BY CHRISTIAN HALSTEAD
MAHWAH- The town council of Mahway, NJ unanimously decided at a board meeting December 3 to attempt to regulate pipelines passing through its township. This decision was spurred by the Pilgrim Pipeline’s seemingly imminent construction.
The Pilgrim Pipeline, a proposed set of two oil pipelines to run from Albany to the Bayway Refinery in Linden, New Jersey, would carry an estimated 200,000 gallons of crude oil per day southbound from Albany to the Bayway Refinery. It would then carry 200,000 gallons of refined petroleum products in that same timespan from the Linden refinery to the New York Harbor. From here, the product would be distributed to areas in New England.
The town council meeting succeeded the Mahwah Planning Board’s public meeting on the same issue held on November 30, which had an overwhelming attendance of 150 passionate Mahwah citizens, all opposed to the pipeline’s construction.
This fervor is far from unprecedented. In New York state alone, 19 municipalities along the Pilgrim Pipeline’s proposed path, including Tuxedo, have passed resolutions strongly opposed to the pipeline.
The pipeline’s path would enter Rockland County from the north towards Sloatsburg, straddling the county line through land that is part of the Ramapo Mountains. It would then break off fully into Rockland County by Sterling Mine Road in Sloatsburg and go through ponds and streams which are part of Seven Lakes Drive.
It would then straddle the county line again along the New Jersey border until it finally leaves New York and enters New Jersey heading in the direction of Ramapo Reservation, one of the most frequently enjoyed nature reserves the area has to offer for both Bergen and Rockland county residents.
The sentiment in Mahwah last Thursday night mirrored that of the opposition to the Pilgrim Pipeline across the board. “It doesn’t bring benefit. It brings a lot of risk,” said Mather Markell, a Mahwah citizen and contender for Mahwah Town Council.

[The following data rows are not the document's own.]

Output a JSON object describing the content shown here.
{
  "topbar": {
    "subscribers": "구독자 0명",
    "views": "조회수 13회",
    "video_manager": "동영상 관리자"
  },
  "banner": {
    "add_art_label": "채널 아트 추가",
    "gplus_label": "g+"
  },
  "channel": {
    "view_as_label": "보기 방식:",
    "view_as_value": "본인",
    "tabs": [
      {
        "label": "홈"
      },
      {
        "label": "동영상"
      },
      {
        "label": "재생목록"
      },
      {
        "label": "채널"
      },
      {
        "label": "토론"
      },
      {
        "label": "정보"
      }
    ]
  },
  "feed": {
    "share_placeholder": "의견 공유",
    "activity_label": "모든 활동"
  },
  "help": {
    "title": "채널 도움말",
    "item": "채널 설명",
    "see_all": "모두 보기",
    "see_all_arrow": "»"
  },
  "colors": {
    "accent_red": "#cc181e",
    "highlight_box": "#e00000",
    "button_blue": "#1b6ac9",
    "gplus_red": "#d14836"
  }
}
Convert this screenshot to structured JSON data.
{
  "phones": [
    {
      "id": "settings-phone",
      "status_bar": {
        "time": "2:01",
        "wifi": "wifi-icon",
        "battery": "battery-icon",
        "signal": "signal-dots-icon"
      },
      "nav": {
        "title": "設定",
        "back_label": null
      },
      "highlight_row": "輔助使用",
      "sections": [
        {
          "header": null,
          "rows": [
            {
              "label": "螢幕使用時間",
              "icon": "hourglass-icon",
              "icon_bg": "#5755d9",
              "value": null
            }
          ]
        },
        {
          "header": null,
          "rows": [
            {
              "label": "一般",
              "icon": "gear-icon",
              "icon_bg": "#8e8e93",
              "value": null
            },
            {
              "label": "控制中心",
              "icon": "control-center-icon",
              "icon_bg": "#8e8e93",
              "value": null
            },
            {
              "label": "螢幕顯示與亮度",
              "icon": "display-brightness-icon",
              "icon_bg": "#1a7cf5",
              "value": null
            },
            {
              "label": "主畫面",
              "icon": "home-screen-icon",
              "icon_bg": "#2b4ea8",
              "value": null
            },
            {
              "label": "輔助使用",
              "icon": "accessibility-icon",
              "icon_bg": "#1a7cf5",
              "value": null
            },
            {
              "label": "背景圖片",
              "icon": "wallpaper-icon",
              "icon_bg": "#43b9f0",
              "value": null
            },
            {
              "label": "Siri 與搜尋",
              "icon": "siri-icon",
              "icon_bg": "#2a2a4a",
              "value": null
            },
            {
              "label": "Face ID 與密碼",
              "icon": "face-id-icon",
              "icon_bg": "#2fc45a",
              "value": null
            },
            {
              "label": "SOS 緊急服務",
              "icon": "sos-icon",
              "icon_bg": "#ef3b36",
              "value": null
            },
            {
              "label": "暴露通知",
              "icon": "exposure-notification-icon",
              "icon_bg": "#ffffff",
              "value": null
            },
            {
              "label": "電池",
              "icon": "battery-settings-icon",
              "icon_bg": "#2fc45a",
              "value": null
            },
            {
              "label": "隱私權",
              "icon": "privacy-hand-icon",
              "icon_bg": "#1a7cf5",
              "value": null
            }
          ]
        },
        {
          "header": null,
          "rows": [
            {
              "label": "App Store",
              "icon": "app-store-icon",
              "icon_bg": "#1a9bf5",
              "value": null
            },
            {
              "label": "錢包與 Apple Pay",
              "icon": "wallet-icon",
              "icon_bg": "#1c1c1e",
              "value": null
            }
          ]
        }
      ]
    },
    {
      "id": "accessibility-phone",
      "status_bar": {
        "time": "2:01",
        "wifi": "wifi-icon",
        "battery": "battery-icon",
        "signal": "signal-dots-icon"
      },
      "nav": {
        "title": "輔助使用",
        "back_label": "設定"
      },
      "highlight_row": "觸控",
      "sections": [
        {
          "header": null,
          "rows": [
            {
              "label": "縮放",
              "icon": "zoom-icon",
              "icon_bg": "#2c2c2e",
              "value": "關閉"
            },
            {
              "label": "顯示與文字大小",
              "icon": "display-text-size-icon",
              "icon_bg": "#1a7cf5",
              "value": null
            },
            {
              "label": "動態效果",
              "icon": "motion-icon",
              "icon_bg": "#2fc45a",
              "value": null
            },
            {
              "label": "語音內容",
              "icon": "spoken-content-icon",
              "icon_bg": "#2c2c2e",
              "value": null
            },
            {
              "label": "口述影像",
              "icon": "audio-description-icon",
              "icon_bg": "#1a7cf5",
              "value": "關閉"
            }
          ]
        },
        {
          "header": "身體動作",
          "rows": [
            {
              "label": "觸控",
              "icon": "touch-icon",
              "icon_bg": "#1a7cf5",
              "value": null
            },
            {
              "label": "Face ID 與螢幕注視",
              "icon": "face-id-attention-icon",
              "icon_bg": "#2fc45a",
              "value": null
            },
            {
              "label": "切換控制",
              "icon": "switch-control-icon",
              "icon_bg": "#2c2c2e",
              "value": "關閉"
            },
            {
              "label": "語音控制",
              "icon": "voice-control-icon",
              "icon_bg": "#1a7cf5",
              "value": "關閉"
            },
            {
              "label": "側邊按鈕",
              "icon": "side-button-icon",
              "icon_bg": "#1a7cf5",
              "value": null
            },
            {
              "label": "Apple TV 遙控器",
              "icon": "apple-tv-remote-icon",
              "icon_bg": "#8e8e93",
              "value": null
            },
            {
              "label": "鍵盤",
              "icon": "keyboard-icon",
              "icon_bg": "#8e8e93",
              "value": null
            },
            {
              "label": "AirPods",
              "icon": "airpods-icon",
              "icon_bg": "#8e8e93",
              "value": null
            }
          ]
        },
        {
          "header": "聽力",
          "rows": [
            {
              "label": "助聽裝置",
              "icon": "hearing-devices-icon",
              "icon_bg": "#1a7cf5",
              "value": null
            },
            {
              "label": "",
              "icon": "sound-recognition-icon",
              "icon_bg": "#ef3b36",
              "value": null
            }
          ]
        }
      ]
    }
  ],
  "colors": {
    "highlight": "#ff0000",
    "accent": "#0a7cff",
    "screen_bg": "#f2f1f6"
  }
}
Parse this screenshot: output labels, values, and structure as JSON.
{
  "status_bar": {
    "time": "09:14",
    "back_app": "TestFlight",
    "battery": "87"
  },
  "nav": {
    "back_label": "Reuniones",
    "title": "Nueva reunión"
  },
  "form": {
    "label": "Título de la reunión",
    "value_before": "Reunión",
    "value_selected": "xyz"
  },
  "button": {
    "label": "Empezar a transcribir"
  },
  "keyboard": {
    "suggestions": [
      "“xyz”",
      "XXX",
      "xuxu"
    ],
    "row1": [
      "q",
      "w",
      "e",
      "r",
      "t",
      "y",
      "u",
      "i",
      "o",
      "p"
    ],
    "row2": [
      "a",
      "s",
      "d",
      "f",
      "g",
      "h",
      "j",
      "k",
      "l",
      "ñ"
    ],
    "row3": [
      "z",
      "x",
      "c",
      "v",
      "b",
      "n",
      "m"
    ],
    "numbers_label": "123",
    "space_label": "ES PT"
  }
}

The number one concern of many is the increased risk of oil spills that the introduction of two new pipelines would pose to the environment and how this affects area residents. For example, the Indian Point oil spill in May 2015 resulted in the leakage of thousands of gallons of oil into the Hudson River, New York City’s most valuable fishing resource and easily the most prominent, interconnected river in the region.
As stated by Mahwah mayor, Bill Laforet, “Today is the day that water is more valuable than crude oil.” The pipeline would directly affect the town’s water supply as is the case in many municipalities.
In New York State, reporting a leak from a private gas line to state authorities is only required monthly (New York Compilation of Rules and Regulations, Title 16 Public Service Commission, Volume B Chapter 3 Gas Utilities, Sub Chapter C Safety, Part 255 Transmission and Distribution of Gas), not immediately following the leak. Response to a leak is out of the hands of government and would be left to the company that owns the pipeline.
Additionally, except in extreme cases, the law does not necessitate public notification regardless of whether water reserves are contaminated.Furthermore, the pipeline would not bring in any tax revenue for the town. These factors, along with many others, have communities from Albany to Linden asking, why bother?
One must consider the numerous benefits associated with the construction of pipelines. First and foremost, the construction and maintenance of a new pipeline creates new jobs. This was clearly stated during the Mahwah Town Council meeting when a representative from the International Union of Operating Engineers, one of the primary unions to be employed by the Pilgrim Pipeline during its construction, said that, “in order to remain competitive and keep our economy moving, we need responsible energy infrastructure development.”
The Pilgrim Pipeline’s website confirms that the estimated $1 billion dollar project will, “create 2,000 construction jobs.” Beyond temporary economic gains, there is the additional benefit of increased stability in the oil supply provided for the regions the Pilgrim Pipeline aims to serve. For example in the case of natural disasters or debilitatingly extreme weather conditions, the increased security associated with pipelines “will address supply disruptions and price spikes that occur [in states of emergency],” another crucial point brought up by the project’s website.
The controversy of the Pilgrim Pipeline’s construction is relatively contained within the communities it would directly affect but this vehement debate is mirrored by the nation-wide Keystone Pipeline debate over the past few years. The Keystone Pipeline, which runs from the Western Canadian Sedimentary Basin in Alberta, Canada to refineries in Illinois and even as far as Texas, was commissioned in 2010 and was subsequently met with strong public opposition.
In the cases of both the Keystone Pipeline and the Pilgrim Pipeline, proponents of pipeline construction claim that the economic benefits outweigh the environmental risks, while opponents claim that the opposite is true. In the case of Mahwah, as well as a number of other communities along the Pilgrim Pipeline’s route, the citizens by and large feel that the economic benefits pale in comparison to the enormity of the environmental hazards which the introduction of a pipeline would bring to their own backyards.
As put by Town Councilwoman Janet Ariemma, “[The Pilgrim Pipeline] affects not just Mahwah; it affects everyone around here.” She added, “We have to try to work together with our neighbors.”